(AVAILABLE DATA)

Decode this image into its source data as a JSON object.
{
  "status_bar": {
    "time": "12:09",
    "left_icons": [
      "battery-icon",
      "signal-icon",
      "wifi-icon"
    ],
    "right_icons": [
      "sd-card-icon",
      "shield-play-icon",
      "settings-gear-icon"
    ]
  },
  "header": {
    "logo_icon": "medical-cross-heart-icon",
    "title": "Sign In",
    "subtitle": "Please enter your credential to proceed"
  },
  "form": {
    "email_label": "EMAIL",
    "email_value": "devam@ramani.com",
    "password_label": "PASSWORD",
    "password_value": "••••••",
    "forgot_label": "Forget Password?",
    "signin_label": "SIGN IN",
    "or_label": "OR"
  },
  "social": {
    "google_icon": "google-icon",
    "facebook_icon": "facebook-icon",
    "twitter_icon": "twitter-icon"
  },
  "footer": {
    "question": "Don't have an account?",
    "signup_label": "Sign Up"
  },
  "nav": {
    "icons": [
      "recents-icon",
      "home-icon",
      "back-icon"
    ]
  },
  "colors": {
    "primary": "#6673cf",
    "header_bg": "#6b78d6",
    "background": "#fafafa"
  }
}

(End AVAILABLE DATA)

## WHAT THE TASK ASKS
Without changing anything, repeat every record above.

## YOUR SOLUTION
Decode this image into its source data as a JSON object.
{
  "status_bar": {
    "time": "12:09",
    "left_icons": [
      "battery-icon",
      "signal-icon",
      "wifi-icon"
    ],
    "right_icons": [
      "sd-card-icon",
      "shield-play-icon",
      "settings-gear-icon"
    ]
  },
  "header": {
    "logo_icon": "medical-cross-heart-icon",
    "title": "Sign In",
    "subtitle": "Please enter your credential to proceed"
  },
  "form": {
    "email_label": "EMAIL",
    "email_value": "devam@ramani.com",
    "password_label": "PASSWORD",
    "password_value": "••••••",
    "forgot_label": "Forget Password?",
    "signin_label": "SIGN IN",
    "or_label": "OR"
  },
  "social": {
    "google_icon": "google-icon",
    "facebook_icon": "facebook-icon",
    "twitter_icon": "twitter-icon"
  },
  "footer": {
    "question": "Don't have an account?",
    "signup_label": "Sign Up"
  },
  "nav": {
    "icons": [
      "recents-icon",
      "home-icon",
      "back-icon"
    ]
  },
  "colors": {
    "primary": "#6673cf",
    "header_bg": "#6b78d6",
    "background": "#fafafa"
  }
}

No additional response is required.